I learned you really can teach a Cariello kid to swim.
As we left the vending area this week with orange-stained fingers and soggy t-shirts, I noticed two extremely tall and lean African American kids enter the lobby. They looked to be high-school age, maybe college, and one had a basketball tucked under his arm. s soon as I saw them, a quick “uh-oh” raced through my mind and my stomach tightened. I tried to corral everyone and pick up the pace towards the door to avoid the inevitable.
As we passed them Jack bellowed “That man is reallyreallyBLACK!” They both paused for a moment, stunned, and started to laugh awkwardly. I felt my face flush deeply and stammered, trying to explain that he has autism as they walked past me and down the hall.

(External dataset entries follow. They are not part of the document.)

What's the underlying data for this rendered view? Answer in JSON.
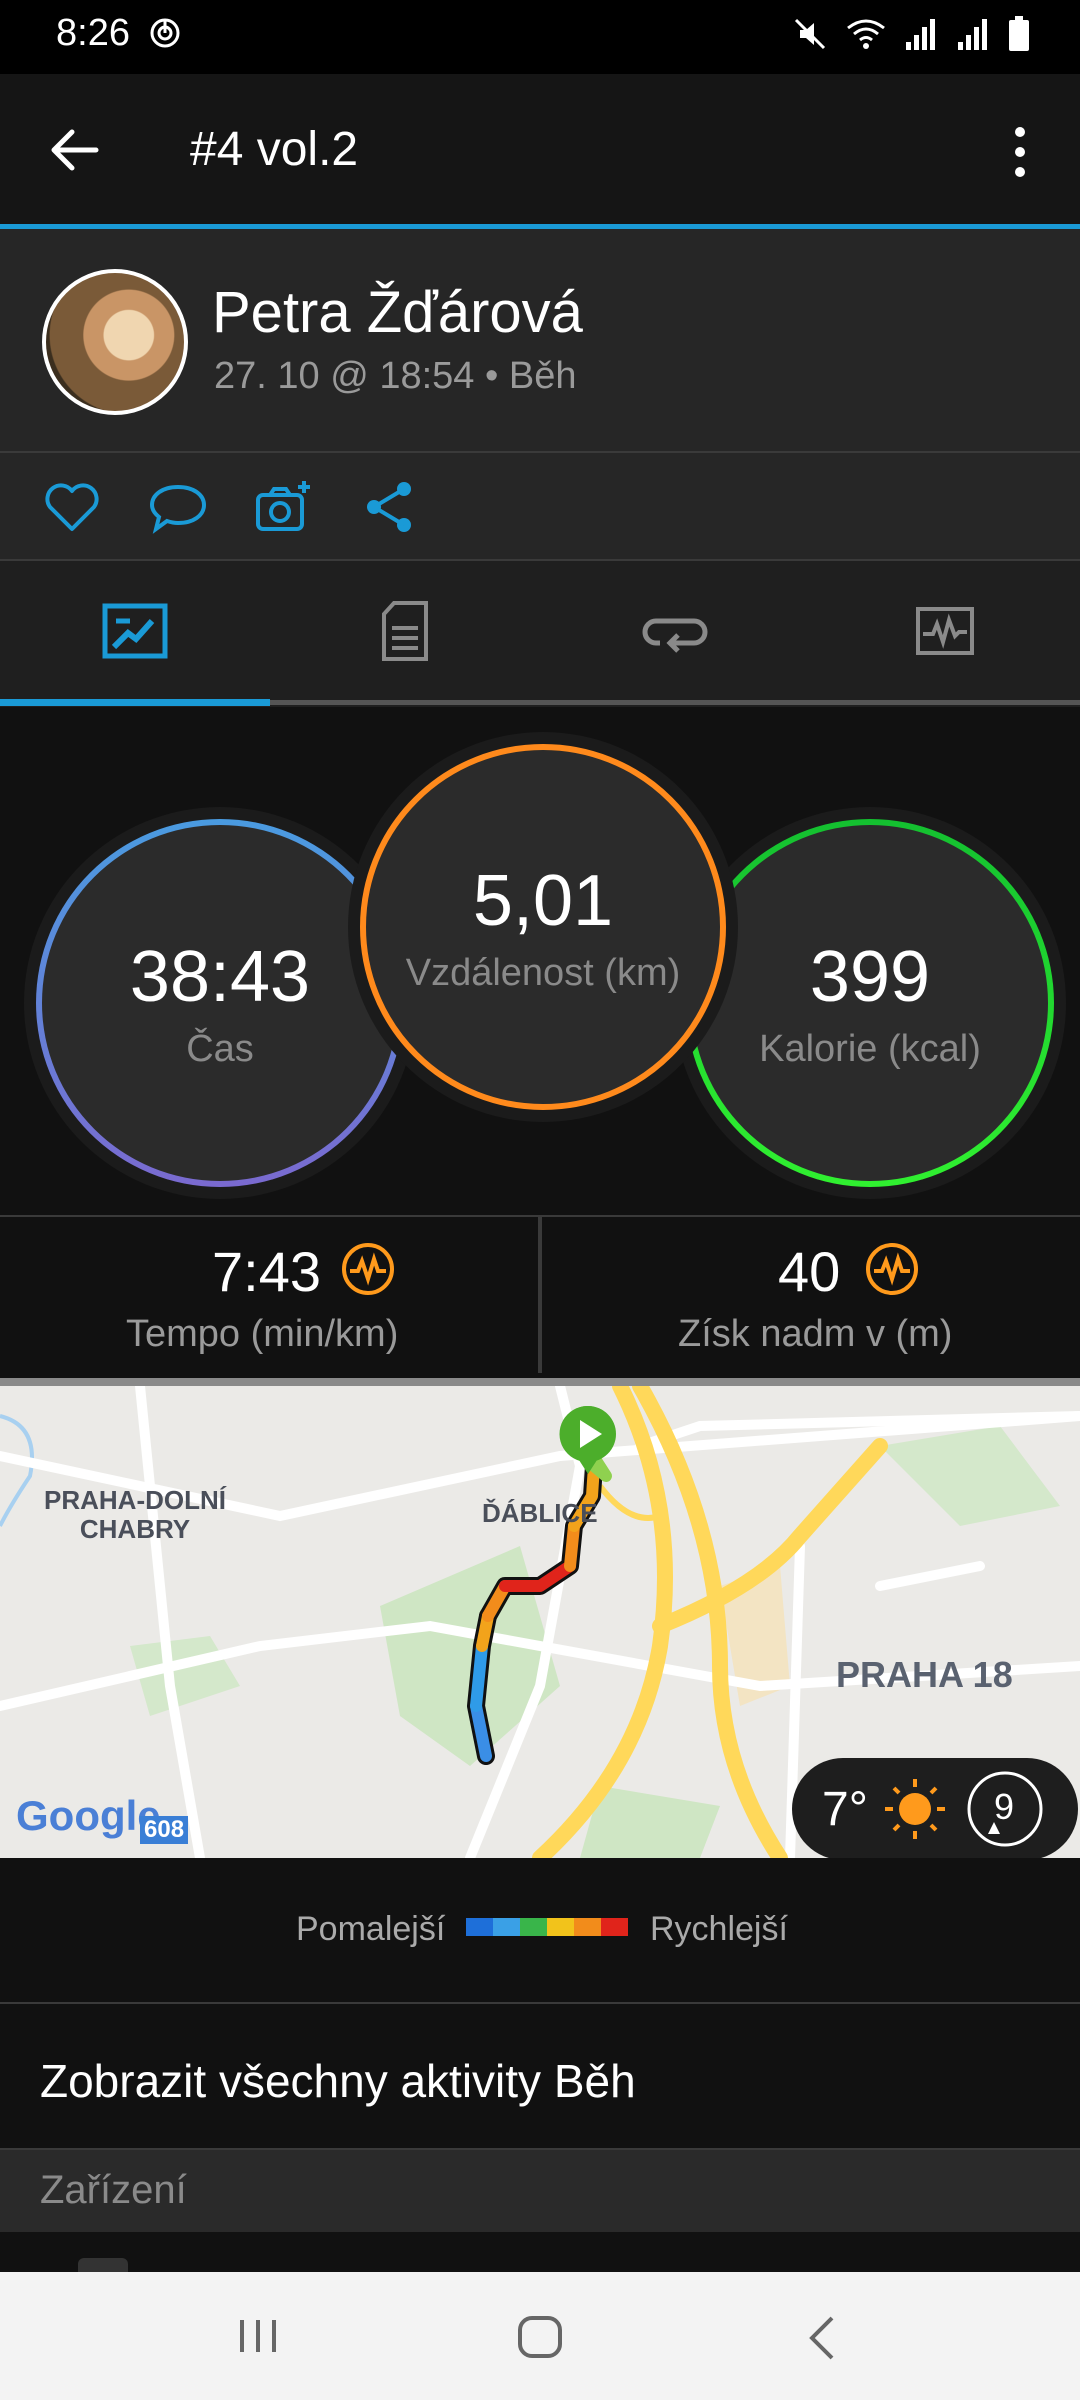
{
  "status_bar": {
    "time": "8:26"
  },
  "app_bar": {
    "title": "#4 vol.2"
  },
  "profile": {
    "name": "Petra Žďárová",
    "meta": "27. 10 @ 18:54 • Běh"
  },
  "stats": {
    "time": {
      "value": "38:43",
      "label": "Čas"
    },
    "distance": {
      "value": "5,01",
      "label": "Vzdálenost (km)"
    },
    "calories": {
      "value": "399",
      "label": "Kalorie (kcal)"
    }
  },
  "substats": {
    "pace": {
      "value": "7:43",
      "label": "Tempo (min/km)"
    },
    "elevation": {
      "value": "40",
      "label": "Získ nadm v (m)"
    }
  },
  "map": {
    "labels": {
      "area1_line1": "PRAHA-DOLNÍ",
      "area1_line2": "CHABRY",
      "area2": "ĎÁBLICE",
      "area3": "PRAHA 18"
    },
    "road_number": "608",
    "google": "Google",
    "weather": {
      "temp": "7°",
      "wind": "9"
    }
  },
  "legend": {
    "slower": "Pomalejší",
    "faster": "Rychlejší",
    "colors": [
      "#1e6fd9",
      "#3aa0e6",
      "#39b54a",
      "#f2c31b",
      "#f28c1b",
      "#e0241b"
    ]
  },
  "all_activities": "Zobrazit všechny aktivity Běh",
  "section": "Zařízení",
  "colors": {
    "accent": "#1a9ad6",
    "time_ring": "#4a9be0",
    "distance_ring": "#ff8a1c",
    "calories_ring": "#22e02a"
  }
}
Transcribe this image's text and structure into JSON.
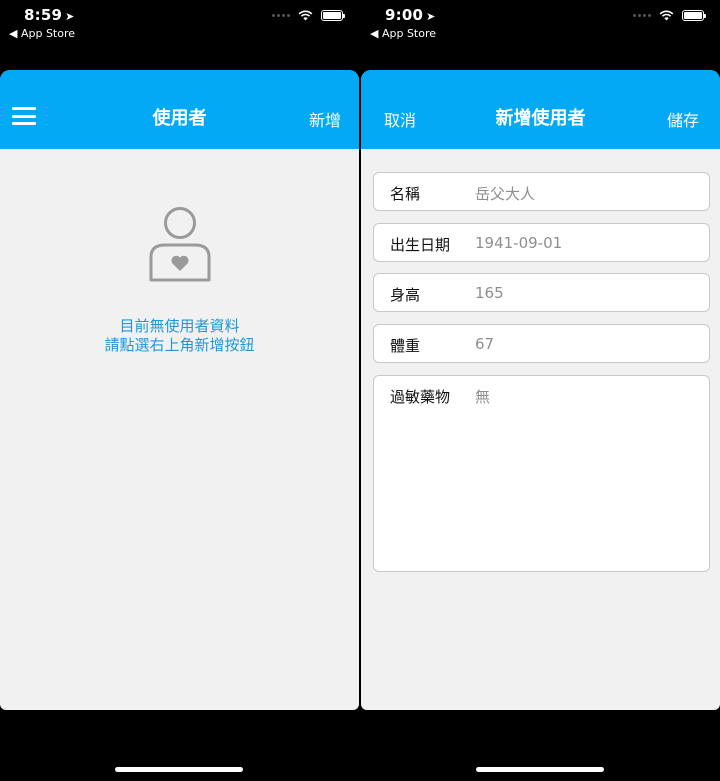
{
  "left": {
    "status": {
      "time": "8:59",
      "back_app": "◀ App Store"
    },
    "nav": {
      "title": "使用者",
      "add_label": "新增"
    },
    "empty": {
      "line1": "目前無使用者資料",
      "line2": "請點選右上角新增按鈕"
    }
  },
  "right": {
    "status": {
      "time": "9:00",
      "back_app": "◀ App Store"
    },
    "nav": {
      "title": "新增使用者",
      "cancel_label": "取消",
      "save_label": "儲存"
    },
    "form": {
      "name": {
        "label": "名稱",
        "value": "岳父大人"
      },
      "birthday": {
        "label": "出生日期",
        "value": "1941-09-01"
      },
      "height": {
        "label": "身高",
        "value": "165"
      },
      "weight": {
        "label": "體重",
        "value": "67"
      },
      "allergy": {
        "label": "過敏藥物",
        "value": "無"
      }
    }
  },
  "colors": {
    "accent": "#03a9f4",
    "empty_text": "#1f98d9",
    "background": "#f2f1f2",
    "placeholder": "#8e8e8e"
  },
  "icons": [
    "location-arrow-icon",
    "wifi-icon",
    "battery-icon",
    "hamburger-menu-icon",
    "user-heart-icon"
  ]
}
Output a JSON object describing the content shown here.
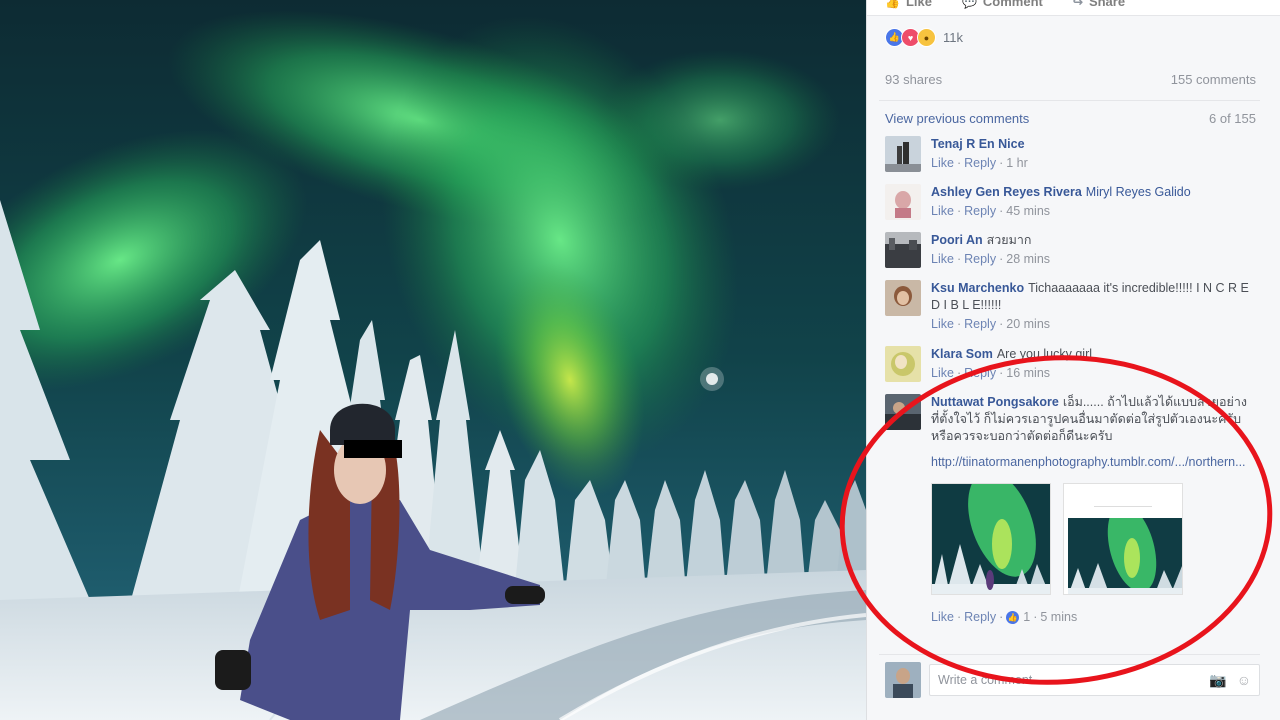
{
  "post_actions": {
    "like_label": "Like",
    "comment_label": "Comment",
    "share_label": "Share"
  },
  "reactions": {
    "icons": [
      "like-icon",
      "love-icon",
      "wow-icon"
    ],
    "count": "11k"
  },
  "stats": {
    "shares": "93 shares",
    "comments": "155 comments"
  },
  "view_previous": {
    "label": "View previous comments",
    "count": "6 of 155"
  },
  "comment_meta": {
    "like": "Like",
    "reply": "Reply",
    "dot": "·"
  },
  "comments": [
    {
      "author": "Tenaj R En Nice",
      "text": "",
      "time": "1 hr"
    },
    {
      "author": "Ashley Gen Reyes Rivera",
      "mention": "Miryl Reyes Galido",
      "time": "45 mins"
    },
    {
      "author": "Poori An",
      "text": "สวยมาก",
      "time": "28 mins"
    },
    {
      "author": "Ksu Marchenko",
      "text": "Tichaaaaaaa it's incredible!!!!! I N C R E D I B L E!!!!!!",
      "time": "20 mins"
    },
    {
      "author": "Klara Som",
      "text": "Are you lucky girl",
      "time": "16 mins"
    },
    {
      "author": "Nuttawat Pongsakore",
      "text": "เอ็ม...... ถ้าไปแล้วได้แบบสวยอย่างที่ตั้งใจไว้ ก็ไม่ควรเอารูปคนอื่นมาตัดต่อใส่รูปตัวเองนะครับ หรือควรจะบอกว่าตัดต่อก็ดีนะครับ",
      "url": "http://tiinatormanenphotography.tumblr.com/.../northern...",
      "like_count": "1",
      "time": "5 mins"
    }
  ],
  "composer": {
    "placeholder": "Write a comment..."
  },
  "colors": {
    "accent_link": "#385898",
    "highlight_ring": "#e8141c",
    "panel_bg": "#f6f7f9"
  }
}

Jack’s loud comment stopped nine-year old Joey his tracks. He looked up at me and whispered “Mom, that isn’t right.” And looking down at my oldest son’s reddened face, I knew I had to try and make it right.
Trying to keep my composure, I called the two boys back. They were clearly uncomfortable; we all were. Once again, I explained that Jack has autism and it affects his communication. One of them kept saying “It’s OK, don’t worry, it’s OK” but he wouldn’t meet my eyes. I asked them to step over and say hello to Jack, to introduce themselves.
And then, magic.
The two boys bent down. One said “Hey Jack! How old are you?” while Henry pestered the other boy for his basketball. Jack asked them how old they were, and their faces lit up as they explained they were seniors in high school and going on to a nearby prep school for basketball training. We learned they come to the YMCA every week to practice together, and they longed to be basketball stars. As we meandered out of the lobby and they held the door for all of us, we learned they grew up two houses away from each other.
We learned they were cousins.
And what they learned from Jack? I really can’t say, but I hope they could look beyond his rude comment and abrupt tone, past his downturned eyes and pointed finger, to see the little boy underneath. I’m hoping they could see what autism sometimes looks like.
Once we were all in the car I started my lecture about keeping your opinions to yourself, how it’s rude to comment on the way someone looks. But I cut it short when the kids started to talk about the cousins. How one was taller than the other, how they wished they could play ball with them. And once again, I learned something: I learned that it only takes a few minutes in the YMCA lobby to make it right. It took just a few short minutes for Jack to learn that people are more than the color of their skin.
Just as he is more than his autism.
This week, I’d like to give the award to two kind basketball players at the YMCA. You’re already stars in our eyes.